Walker adds, “Driftwood’s purpose essentially is to enlighten Dinosaur-Man. When he encounters Driftwood, he starts to see things differently. He wants to learn more about environmental issues.”
As anyone who lives near a riverfront knows, heavy rains cause havoc on our sewer systems and, in turn, water quality. Both Northern Kentucky and Cincinnati are working to lessen the amount of sewage and other pollutants that flow into the river during heavy rains.
The region has many combined sewer overflow systems that collect rainwater domestic sewage and industrial wastewater in the same pipe. Generally, the system functions properly and all the wastewater makes it to sewage treatment plants. However, during heavy rains, sewers overflow and the excess goes straight into area waterways.
“The sewers can’t contain all the water, so sewage discharges directly into the river. One simple example the public can do is add rain barrels or rain gardens to their property to help decrease the amount of storm water runoff,” McCombs says.
 photo driftwood2_zps4b36bbd0.jpg 

Madeline Walker, also a Northern Kentucky University student, plays ‘Driftwood’ in the institute’s new film. (Photo provided)

Through video, art and ecological initiatives, McCombs and his partners are working to grow awareness of the river’s importance to the health of Greater Cincinnati, and how residents’ choices can protect the precious resource.
“What we want to do with the short video, the Driftwood Chronicles, is inform the public in a creative way about the small steps they can take that will make a large impact on improving water quality of our streams and rivers.”
Feoshia Davis is a former reporter for The Cincinnati Enquirer and is now freelance writer living in the Northern Kentucky area.

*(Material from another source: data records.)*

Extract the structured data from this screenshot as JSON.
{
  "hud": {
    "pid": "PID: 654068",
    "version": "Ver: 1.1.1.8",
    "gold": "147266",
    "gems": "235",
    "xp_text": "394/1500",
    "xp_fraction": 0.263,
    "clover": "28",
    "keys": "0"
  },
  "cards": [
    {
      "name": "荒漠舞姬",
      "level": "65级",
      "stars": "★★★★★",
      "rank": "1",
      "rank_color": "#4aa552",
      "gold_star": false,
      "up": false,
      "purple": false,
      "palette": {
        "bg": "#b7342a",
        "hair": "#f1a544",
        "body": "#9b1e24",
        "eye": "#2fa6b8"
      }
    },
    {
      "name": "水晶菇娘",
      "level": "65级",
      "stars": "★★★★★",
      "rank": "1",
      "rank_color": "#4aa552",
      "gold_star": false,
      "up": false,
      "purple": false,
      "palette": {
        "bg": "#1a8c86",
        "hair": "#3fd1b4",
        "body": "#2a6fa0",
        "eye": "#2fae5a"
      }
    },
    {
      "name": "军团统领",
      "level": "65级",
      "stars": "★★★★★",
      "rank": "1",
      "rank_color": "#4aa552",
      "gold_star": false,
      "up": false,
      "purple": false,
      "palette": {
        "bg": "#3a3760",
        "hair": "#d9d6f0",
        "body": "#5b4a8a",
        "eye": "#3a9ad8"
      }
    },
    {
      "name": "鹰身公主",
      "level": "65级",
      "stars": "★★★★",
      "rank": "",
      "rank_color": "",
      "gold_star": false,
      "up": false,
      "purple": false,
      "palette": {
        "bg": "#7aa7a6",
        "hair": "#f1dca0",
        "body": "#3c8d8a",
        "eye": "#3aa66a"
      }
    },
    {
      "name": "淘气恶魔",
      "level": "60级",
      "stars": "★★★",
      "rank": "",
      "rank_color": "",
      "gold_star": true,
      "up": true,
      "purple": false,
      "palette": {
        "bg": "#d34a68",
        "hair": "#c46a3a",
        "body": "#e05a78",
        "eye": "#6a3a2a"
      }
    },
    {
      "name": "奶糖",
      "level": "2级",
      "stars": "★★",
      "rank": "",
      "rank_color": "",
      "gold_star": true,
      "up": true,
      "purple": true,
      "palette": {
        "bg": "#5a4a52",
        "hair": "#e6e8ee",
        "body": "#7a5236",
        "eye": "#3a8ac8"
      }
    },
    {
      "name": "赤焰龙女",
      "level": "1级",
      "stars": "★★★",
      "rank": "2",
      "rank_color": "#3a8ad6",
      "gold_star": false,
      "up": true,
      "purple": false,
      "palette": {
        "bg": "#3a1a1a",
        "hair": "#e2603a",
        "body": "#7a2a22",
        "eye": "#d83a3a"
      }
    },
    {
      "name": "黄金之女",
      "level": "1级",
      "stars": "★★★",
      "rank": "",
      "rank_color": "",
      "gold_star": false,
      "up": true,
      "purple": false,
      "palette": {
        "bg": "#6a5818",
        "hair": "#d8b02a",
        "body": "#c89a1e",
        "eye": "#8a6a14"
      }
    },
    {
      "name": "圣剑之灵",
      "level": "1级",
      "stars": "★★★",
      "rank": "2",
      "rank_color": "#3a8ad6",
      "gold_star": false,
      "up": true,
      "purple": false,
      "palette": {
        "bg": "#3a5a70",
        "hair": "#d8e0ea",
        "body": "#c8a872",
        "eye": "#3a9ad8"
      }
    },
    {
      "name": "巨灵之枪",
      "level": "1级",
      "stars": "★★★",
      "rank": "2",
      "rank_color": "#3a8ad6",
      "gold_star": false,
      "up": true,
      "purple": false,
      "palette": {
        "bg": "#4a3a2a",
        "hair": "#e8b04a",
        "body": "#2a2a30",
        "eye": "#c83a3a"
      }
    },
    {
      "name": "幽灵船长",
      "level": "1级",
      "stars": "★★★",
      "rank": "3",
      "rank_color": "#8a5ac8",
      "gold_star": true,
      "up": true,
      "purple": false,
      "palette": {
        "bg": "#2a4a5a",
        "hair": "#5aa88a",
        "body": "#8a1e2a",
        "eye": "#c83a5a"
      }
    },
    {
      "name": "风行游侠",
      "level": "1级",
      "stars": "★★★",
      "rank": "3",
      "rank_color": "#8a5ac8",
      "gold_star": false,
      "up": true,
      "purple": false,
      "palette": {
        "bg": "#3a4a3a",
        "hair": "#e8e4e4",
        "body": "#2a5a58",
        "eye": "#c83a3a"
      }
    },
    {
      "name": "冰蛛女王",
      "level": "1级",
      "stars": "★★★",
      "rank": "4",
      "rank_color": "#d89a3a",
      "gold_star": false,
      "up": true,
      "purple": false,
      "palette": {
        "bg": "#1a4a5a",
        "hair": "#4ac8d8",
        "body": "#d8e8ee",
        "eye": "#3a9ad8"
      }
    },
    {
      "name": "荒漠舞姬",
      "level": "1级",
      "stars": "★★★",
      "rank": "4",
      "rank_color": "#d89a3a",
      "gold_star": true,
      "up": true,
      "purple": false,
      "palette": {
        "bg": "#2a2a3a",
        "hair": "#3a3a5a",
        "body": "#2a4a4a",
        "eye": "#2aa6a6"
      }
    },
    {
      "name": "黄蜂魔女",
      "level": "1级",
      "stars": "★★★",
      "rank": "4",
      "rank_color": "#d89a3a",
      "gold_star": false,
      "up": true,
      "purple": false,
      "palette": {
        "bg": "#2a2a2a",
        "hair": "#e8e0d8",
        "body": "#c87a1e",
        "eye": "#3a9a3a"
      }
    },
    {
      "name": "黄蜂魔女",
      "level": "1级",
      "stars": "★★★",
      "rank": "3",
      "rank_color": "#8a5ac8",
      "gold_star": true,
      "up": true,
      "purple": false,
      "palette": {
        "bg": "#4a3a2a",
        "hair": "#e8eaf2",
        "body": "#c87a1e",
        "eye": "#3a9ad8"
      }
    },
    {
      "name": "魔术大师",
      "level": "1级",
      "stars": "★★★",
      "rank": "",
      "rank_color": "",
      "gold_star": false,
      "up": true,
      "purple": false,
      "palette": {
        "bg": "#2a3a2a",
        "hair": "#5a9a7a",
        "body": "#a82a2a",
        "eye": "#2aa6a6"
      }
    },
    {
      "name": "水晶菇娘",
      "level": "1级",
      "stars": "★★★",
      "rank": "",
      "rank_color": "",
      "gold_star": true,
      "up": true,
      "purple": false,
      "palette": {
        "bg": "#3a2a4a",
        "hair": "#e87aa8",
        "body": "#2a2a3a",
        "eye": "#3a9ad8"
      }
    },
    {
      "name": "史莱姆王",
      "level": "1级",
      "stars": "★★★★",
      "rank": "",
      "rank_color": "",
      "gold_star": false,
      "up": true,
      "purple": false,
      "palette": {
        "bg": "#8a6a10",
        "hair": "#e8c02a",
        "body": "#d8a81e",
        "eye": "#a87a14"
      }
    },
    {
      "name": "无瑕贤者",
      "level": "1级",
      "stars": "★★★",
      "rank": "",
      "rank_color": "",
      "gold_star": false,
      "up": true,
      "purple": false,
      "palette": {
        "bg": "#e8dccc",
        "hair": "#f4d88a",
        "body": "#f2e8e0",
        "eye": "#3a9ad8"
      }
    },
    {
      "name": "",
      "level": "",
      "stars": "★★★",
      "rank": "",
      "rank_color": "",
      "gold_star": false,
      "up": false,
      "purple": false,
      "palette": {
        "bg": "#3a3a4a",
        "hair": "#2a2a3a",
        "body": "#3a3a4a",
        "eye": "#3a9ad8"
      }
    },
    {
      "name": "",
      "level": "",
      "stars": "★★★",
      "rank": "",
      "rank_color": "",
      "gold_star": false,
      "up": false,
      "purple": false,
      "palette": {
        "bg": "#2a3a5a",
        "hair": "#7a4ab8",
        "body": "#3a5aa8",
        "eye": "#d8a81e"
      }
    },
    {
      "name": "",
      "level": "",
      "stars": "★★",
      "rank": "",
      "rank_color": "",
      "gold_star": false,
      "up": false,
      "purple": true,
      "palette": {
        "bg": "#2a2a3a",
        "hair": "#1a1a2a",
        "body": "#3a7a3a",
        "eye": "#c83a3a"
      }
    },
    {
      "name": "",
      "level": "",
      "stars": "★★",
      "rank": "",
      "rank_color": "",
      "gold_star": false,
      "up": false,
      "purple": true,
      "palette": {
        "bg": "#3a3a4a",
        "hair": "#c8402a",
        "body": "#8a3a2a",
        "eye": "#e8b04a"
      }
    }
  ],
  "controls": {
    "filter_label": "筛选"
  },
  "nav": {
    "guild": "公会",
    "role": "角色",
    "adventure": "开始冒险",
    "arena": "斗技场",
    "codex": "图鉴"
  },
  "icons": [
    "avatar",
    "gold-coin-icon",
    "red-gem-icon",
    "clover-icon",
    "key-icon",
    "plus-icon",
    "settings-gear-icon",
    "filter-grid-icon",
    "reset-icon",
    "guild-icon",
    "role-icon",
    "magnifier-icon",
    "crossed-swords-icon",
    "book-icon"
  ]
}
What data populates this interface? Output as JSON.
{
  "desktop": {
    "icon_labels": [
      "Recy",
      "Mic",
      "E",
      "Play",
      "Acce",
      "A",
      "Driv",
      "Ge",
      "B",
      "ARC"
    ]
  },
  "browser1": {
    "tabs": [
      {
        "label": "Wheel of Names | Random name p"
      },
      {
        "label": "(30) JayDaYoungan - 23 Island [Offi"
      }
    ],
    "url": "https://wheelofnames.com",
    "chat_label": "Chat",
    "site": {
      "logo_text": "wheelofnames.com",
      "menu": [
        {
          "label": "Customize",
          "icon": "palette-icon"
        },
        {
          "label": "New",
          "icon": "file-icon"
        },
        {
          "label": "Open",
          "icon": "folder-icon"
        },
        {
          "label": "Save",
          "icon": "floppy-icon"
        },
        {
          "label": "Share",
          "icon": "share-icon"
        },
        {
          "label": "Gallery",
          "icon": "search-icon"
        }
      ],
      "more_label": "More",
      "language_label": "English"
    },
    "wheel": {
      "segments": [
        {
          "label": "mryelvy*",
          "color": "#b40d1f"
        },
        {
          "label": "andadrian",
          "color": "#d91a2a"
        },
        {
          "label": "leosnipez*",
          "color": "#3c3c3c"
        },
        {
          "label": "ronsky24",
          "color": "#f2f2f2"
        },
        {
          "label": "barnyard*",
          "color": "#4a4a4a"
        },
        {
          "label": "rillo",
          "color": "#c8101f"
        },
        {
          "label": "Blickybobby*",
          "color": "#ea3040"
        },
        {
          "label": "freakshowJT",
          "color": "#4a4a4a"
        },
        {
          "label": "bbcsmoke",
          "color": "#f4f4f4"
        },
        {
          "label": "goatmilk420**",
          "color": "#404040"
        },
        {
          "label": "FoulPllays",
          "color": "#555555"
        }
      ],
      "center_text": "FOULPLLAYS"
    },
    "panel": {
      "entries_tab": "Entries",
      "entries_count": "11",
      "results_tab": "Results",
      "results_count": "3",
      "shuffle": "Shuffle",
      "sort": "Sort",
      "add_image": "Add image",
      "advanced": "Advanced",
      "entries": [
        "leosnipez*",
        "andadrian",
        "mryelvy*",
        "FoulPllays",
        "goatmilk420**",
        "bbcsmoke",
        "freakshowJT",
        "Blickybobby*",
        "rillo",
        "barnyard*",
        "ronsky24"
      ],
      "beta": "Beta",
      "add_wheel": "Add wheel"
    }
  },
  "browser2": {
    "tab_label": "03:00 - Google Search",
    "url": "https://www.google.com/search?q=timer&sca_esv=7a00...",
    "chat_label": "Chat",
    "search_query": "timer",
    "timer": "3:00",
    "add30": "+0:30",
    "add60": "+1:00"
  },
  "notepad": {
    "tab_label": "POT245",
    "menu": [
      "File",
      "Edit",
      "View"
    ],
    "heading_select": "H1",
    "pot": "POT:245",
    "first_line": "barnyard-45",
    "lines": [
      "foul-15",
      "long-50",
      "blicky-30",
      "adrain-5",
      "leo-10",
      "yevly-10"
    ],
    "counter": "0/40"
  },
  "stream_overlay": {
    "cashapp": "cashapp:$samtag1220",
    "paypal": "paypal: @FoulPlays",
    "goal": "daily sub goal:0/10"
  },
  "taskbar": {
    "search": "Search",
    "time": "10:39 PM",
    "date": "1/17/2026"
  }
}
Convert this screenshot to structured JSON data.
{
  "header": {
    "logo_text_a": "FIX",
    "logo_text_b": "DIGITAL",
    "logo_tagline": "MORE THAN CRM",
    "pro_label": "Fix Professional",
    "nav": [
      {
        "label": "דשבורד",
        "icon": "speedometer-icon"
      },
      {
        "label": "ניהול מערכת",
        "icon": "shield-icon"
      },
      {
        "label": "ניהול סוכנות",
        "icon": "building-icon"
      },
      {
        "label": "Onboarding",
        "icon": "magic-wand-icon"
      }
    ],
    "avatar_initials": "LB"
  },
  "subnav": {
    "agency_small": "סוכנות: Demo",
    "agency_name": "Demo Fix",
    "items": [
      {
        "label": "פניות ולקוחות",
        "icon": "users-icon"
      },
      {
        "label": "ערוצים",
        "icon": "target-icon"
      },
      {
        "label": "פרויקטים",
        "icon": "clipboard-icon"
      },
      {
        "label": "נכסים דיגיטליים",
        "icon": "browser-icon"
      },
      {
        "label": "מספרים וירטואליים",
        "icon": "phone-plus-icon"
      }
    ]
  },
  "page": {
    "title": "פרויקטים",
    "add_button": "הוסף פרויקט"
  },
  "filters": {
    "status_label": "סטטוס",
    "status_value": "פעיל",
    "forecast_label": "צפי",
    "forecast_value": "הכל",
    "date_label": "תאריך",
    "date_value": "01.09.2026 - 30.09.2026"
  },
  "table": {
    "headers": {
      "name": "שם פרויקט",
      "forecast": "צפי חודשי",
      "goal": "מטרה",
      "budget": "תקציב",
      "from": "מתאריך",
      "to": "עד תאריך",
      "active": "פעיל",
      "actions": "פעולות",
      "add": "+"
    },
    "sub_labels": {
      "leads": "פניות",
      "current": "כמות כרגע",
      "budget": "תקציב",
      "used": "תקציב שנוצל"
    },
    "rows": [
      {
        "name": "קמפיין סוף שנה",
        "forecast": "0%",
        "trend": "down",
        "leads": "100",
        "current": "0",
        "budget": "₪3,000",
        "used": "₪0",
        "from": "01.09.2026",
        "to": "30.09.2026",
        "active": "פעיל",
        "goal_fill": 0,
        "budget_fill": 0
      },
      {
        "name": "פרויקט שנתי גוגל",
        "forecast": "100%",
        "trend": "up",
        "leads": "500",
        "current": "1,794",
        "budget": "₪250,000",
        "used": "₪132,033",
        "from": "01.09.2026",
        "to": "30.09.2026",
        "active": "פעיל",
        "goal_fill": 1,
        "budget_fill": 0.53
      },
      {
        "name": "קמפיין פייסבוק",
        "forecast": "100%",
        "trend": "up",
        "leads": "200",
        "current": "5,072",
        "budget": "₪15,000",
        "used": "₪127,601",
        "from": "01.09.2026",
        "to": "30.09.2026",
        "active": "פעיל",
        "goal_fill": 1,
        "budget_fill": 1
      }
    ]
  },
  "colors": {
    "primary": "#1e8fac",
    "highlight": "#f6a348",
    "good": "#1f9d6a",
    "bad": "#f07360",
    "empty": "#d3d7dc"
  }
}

Top photo: Matthew Shackleford, a Northern Kentucky University student, plays ‘Dinosaur-Man’ in The Driftwood Institute’s new short film. (Photo provided)